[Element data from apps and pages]
= Beginning of Section =
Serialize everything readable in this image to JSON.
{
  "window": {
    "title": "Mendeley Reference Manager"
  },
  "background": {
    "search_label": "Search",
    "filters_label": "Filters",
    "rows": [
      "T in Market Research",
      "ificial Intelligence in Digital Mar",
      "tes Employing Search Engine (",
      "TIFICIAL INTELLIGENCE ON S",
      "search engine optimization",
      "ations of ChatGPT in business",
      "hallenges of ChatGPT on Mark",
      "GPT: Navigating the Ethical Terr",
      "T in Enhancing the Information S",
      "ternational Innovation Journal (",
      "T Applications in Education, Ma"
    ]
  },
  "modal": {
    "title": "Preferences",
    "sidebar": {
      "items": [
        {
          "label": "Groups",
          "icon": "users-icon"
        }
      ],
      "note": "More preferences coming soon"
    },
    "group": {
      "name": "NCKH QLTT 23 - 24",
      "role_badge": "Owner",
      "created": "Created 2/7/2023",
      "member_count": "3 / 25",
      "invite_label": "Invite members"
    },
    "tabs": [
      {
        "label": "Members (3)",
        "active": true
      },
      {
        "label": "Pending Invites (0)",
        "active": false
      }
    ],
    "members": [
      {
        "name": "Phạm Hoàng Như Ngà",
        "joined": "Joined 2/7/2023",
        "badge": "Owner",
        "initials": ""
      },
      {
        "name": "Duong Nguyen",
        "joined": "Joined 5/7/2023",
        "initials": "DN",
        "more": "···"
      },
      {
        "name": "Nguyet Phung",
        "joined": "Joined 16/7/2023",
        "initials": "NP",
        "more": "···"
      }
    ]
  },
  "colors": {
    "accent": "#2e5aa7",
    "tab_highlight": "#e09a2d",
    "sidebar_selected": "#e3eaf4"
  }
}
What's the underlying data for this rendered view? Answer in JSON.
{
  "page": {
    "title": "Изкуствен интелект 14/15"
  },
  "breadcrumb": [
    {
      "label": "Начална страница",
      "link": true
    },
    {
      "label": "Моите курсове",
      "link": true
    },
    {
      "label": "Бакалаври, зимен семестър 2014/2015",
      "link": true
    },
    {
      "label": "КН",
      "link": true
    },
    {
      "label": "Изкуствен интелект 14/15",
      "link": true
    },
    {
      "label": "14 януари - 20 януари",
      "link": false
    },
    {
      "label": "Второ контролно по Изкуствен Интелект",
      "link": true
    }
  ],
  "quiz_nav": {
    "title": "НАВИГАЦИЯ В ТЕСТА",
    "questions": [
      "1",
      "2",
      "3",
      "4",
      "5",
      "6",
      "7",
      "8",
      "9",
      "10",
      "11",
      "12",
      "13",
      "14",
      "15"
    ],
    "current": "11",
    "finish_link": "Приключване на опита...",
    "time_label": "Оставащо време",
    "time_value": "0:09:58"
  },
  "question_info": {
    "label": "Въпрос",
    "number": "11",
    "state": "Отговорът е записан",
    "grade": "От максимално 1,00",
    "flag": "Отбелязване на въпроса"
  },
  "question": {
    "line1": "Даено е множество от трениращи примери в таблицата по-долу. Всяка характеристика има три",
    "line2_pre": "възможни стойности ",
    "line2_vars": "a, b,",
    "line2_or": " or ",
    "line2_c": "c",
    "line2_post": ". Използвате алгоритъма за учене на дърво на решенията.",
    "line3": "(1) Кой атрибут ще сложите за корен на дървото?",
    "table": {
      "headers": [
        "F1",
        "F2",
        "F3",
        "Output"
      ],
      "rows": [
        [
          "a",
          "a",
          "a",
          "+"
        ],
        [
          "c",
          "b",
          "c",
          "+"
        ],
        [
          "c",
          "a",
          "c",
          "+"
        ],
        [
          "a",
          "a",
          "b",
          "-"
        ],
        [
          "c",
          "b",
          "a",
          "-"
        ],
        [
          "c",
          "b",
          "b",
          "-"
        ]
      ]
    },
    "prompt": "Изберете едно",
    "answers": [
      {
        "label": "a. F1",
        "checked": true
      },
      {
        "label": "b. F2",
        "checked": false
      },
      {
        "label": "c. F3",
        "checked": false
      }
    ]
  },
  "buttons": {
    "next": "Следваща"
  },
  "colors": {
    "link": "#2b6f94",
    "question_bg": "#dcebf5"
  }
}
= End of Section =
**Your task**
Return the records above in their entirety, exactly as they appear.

**Response**
Serialize everything readable in this image to JSON.
{
  "window": {
    "title": "Mendeley Reference Manager"
  },
  "background": {
    "search_label": "Search",
    "filters_label": "Filters",
    "rows": [
      "T in Market Research",
      "ificial Intelligence in Digital Mar",
      "tes Employing Search Engine (",
      "TIFICIAL INTELLIGENCE ON S",
      "search engine optimization",
      "ations of ChatGPT in business",
      "hallenges of ChatGPT on Mark",
      "GPT: Navigating the Ethical Terr",
      "T in Enhancing the Information S",
      "ternational Innovation Journal (",
      "T Applications in Education, Ma"
    ]
  },
  "modal": {
    "title": "Preferences",
    "sidebar": {
      "items": [
        {
          "label": "Groups",
          "icon": "users-icon"
        }
      ],
      "note": "More preferences coming soon"
    },
    "group": {
      "name": "NCKH QLTT 23 - 24",
      "role_badge": "Owner",
      "created": "Created 2/7/2023",
      "member_count": "3 / 25",
      "invite_label": "Invite members"
    },
    "tabs": [
      {
        "label": "Members (3)",
        "active": true
      },
      {
        "label": "Pending Invites (0)",
        "active": false
      }
    ],
    "members": [
      {
        "name": "Phạm Hoàng Như Ngà",
        "joined": "Joined 2/7/2023",
        "badge": "Owner",
        "initials": ""
      },
      {
        "name": "Duong Nguyen",
        "joined": "Joined 5/7/2023",
        "initials": "DN",
        "more": "···"
      },
      {
        "name": "Nguyet Phung",
        "joined": "Joined 16/7/2023",
        "initials": "NP",
        "more": "···"
      }
    ]
  },
  "colors": {
    "accent": "#2e5aa7",
    "tab_highlight": "#e09a2d",
    "sidebar_selected": "#e3eaf4"
  }
}
What's the underlying data for this rendered view? Answer in JSON.
{
  "page": {
    "title": "Изкуствен интелект 14/15"
  },
  "breadcrumb": [
    {
      "label": "Начална страница",
      "link": true
    },
    {
      "label": "Моите курсове",
      "link": true
    },
    {
      "label": "Бакалаври, зимен семестър 2014/2015",
      "link": true
    },
    {
      "label": "КН",
      "link": true
    },
    {
      "label": "Изкуствен интелект 14/15",
      "link": true
    },
    {
      "label": "14 януари - 20 януари",
      "link": false
    },
    {
      "label": "Второ контролно по Изкуствен Интелект",
      "link": true
    }
  ],
  "quiz_nav": {
    "title": "НАВИГАЦИЯ В ТЕСТА",
    "questions": [
      "1",
      "2",
      "3",
      "4",
      "5",
      "6",
      "7",
      "8",
      "9",
      "10",
      "11",
      "12",
      "13",
      "14",
      "15"
    ],
    "current": "11",
    "finish_link": "Приключване на опита...",
    "time_label": "Оставащо време",
    "time_value": "0:09:58"
  },
  "question_info": {
    "label": "Въпрос",
    "number": "11",
    "state": "Отговорът е записан",
    "grade": "От максимално 1,00",
    "flag": "Отбелязване на въпроса"
  },
  "question": {
    "line1": "Даено е множество от трениращи примери в таблицата по-долу. Всяка характеристика има три",
    "line2_pre": "възможни стойности ",
    "line2_vars": "a, b,",
    "line2_or": " or ",
    "line2_c": "c",
    "line2_post": ". Използвате алгоритъма за учене на дърво на решенията.",
    "line3": "(1) Кой атрибут ще сложите за корен на дървото?",
    "table": {
      "headers": [
        "F1",
        "F2",
        "F3",
        "Output"
      ],
      "rows": [
        [
          "a",
          "a",
          "a",
          "+"
        ],
        [
          "c",
          "b",
          "c",
          "+"
        ],
        [
          "c",
          "a",
          "c",
          "+"
        ],
        [
          "a",
          "a",
          "b",
          "-"
        ],
        [
          "c",
          "b",
          "a",
          "-"
        ],
        [
          "c",
          "b",
          "b",
          "-"
        ]
      ]
    },
    "prompt": "Изберете едно",
    "answers": [
      {
        "label": "a. F1",
        "checked": true
      },
      {
        "label": "b. F2",
        "checked": false
      },
      {
        "label": "c. F3",
        "checked": false
      }
    ]
  },
  "buttons": {
    "next": "Следваща"
  },
  "colors": {
    "link": "#2b6f94",
    "question_bg": "#dcebf5"
  }
}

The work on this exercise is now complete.